Properly measuring customer loyalty is often a difficult task in multichannel B2B marketing environment. The first question is often, “Where should we start digging when there are many data silos?” Before embarking on a massive data consolidation project throughout the organization, we suggest defining the problem statements by breaking down what customer loyalty means to you first, as that exercise will narrow down the list of data assets to be dealt with.
Who’s likely to be your valuable customer? What will their value be in next few years? How long will they continue to do business with you? Which ones are in vulnerable positions, and who’s likely to churn in next three months? Wouldn’t it be great if you could identify who’s vulnerable among your valuable customers “before” they actually stop doing business with you?
Marketers often rely on surveys to measure loyalty. Net Promoter Score, for example, is a good way to measure customer loyalty for the brand. But if you want to be proactive about each customer, you will need to know the loyalty score for everyone in your base. And asking “everyone” is too cost-prohibitive and impractical. On top of that, the respondents may not be completely honest about their intentions; especially when it comes to monetary transactions.
That’s where modeling techniques come in. Without asking direct questions, what are the leading indicators of loyalty or churn? What specific behaviors lead to longevity of the relationship or complete attrition? In answering those questions, past behavior is often proven to be a better predictor of future behavior than survey data, as what people say they would do and what they actually do are indeed different.
Modeling is also beneficial, as it fills inevitable data gaps, as well. No matter how much data you may have collected, you will never know everything about everyone in your base. Models are tools that make the most of available data assets, summarizing complex datasets into forms of answers to questions. How loyal is the Company XYZ? The loyalty model score will express that in a numeric form, such as a score between one and 10 for every entity in question. That would be a lot simpler than setting up rules by digging through a long data dictionary.
Our team recently developed a loyalty model for a leading computing service company in the U.S. The purposes of the modeling exercise were two-fold:
- Find a group of customers who are likely to be loyal customers, and
- Find the “vulnerable” segment in the base.
This way, the client can treat “potentially” loyal customers even before they show all of the signs of loyalty. At the opposite end of the spectrum, the client can proactively contact vulnerable customers, if their present or future value (need a customer value model for that) is high. We would call that the “valuable-vulnerable” segment.
We could have built a separate churn model more properly, but that would have required long historical data in forms of time-series variables (processes for those can be time-consuming and costly). To get to the answer fast with minimal data that we had access to, we chose to build one loyalty model, making sure that the bottom scores could be used to measure vulnerability, while the top scores indicate loyalty.
What did we need to build this model? Again, to provide a “usable” answer in the shortest time, we only used the past three years of transaction history, along with some third-party firmographic data. We considered promotion and response-history data, technical support data, non-transactional engagement data and client-initiated activity data, but we pushed them out for future enhancement due to difficulties in data procurement.

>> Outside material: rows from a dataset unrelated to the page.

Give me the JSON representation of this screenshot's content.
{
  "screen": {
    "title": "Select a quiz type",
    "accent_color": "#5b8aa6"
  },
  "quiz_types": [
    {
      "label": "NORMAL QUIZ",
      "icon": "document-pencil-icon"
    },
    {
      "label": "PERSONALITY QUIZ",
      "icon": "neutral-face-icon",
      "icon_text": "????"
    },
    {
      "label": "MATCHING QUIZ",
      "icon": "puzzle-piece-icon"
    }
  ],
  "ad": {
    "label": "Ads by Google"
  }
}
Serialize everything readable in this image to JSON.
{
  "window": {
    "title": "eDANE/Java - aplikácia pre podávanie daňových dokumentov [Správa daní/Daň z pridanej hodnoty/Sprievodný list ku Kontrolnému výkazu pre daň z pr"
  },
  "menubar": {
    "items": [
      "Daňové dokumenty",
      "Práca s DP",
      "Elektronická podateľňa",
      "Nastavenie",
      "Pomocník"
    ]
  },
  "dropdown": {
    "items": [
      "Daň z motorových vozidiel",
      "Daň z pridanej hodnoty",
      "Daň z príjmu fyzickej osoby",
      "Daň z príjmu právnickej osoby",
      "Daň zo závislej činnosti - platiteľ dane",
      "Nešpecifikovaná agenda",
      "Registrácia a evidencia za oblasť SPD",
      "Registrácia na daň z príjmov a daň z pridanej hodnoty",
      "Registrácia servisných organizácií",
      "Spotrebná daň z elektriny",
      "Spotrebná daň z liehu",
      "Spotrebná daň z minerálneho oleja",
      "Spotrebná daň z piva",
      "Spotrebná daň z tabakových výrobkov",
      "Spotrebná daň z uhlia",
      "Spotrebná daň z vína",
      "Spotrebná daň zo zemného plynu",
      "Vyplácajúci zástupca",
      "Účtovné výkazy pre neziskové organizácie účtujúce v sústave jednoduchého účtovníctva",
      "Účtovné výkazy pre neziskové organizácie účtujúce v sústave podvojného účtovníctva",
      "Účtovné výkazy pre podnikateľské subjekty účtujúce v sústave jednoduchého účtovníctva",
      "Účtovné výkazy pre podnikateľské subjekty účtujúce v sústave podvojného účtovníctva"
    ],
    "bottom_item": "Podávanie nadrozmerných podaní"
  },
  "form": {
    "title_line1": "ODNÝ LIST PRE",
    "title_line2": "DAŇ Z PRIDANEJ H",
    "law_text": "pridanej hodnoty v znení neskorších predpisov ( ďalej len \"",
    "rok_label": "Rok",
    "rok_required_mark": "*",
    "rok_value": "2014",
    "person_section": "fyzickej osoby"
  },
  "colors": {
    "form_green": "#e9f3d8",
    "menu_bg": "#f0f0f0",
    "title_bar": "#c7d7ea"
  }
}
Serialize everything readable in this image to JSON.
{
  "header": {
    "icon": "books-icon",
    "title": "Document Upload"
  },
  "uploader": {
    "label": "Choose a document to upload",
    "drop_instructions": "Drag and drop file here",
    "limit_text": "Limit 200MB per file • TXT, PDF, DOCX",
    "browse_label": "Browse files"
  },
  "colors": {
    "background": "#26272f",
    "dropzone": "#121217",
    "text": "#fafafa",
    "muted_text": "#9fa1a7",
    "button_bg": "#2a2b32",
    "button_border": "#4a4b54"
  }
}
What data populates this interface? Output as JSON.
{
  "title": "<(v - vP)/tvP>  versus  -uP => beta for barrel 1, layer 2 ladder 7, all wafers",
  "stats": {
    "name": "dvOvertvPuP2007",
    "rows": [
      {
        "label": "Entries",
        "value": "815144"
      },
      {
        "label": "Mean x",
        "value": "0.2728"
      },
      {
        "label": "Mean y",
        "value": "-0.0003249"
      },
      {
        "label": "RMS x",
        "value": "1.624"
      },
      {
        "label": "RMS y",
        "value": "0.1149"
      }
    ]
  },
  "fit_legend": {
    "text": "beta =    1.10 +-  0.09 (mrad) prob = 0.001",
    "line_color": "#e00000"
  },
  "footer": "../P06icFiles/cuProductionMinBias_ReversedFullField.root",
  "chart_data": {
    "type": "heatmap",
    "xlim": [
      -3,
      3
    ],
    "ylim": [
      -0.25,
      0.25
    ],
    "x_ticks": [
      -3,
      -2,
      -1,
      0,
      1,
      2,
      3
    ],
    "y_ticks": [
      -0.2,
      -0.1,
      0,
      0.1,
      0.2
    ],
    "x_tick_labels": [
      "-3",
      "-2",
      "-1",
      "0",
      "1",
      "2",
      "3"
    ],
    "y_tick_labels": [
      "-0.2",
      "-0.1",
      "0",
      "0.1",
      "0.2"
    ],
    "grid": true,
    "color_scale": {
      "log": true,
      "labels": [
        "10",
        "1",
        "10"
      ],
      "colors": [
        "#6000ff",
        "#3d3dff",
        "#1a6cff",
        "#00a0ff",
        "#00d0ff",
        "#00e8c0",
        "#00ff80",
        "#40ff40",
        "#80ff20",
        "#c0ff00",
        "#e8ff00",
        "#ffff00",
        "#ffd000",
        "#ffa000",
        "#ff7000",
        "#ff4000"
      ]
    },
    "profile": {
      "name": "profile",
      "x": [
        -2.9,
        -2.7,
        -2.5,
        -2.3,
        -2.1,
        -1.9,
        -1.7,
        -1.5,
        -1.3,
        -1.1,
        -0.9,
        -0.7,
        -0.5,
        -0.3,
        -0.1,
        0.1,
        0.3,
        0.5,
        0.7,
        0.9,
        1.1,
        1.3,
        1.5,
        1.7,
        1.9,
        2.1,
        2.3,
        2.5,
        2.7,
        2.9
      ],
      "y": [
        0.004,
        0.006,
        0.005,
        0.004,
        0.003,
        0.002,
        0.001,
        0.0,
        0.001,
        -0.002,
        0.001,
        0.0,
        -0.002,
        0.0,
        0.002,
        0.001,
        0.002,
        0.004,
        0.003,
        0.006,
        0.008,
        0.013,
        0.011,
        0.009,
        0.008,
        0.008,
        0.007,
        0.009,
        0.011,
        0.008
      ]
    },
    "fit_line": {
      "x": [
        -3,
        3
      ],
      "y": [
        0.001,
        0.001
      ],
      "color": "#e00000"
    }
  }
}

To define what “loyal” means in a mathematical term for modeling, we considered multiple options, as that word can mean lots of different things. Depending on the purpose, it could mean high value, frequent buyer, tenured customers, or other measurements of loyalty and levels of engagement. Because we are starting with the basic transaction data, we examined many possible combinations of RFM data.
In doing so, we observed that many indicators of loyalty behave radically differently among different segments, defined by spending level in this instance, which is a clear sign that separate models are required. For other cases, such overarching segments, they can be defined based on region, product line or target groups, too.
So we divided the base into small, medium and large segments, based on annual spending level, then started examining other types of indicators of loyalty for target definition. If we had some survey data, we could have used them to define what “loyal” means. In this case, we mixed the combinations of recency and frequency factors, where each segment ended up with different target definitions. For the first round, we defined the loyal customers with the last transaction date within the past 12 months and total transaction counts within the top 10 to 15 percent range, where the governing idea was to have the target universes that are “not too big” or “not too small.” During this exercise, we concluded that the small segment of big spenders was deemed to be loyal, and we didn’t need a model to further discriminate.
As expected, models built for small- and medium-level spenders were quite different, in terms of usage of data and weight assigned to each variable. For example, even for the same product category purchases, a recency variable (weeks since the last transaction within the category) showed up as a leading indicator for one model, while various bands of categorical spending levels were important factors for the other. Common variables, such as industry classification code (SIC code) also behaved very differently, validating our decision to build separate models for each spending level segment.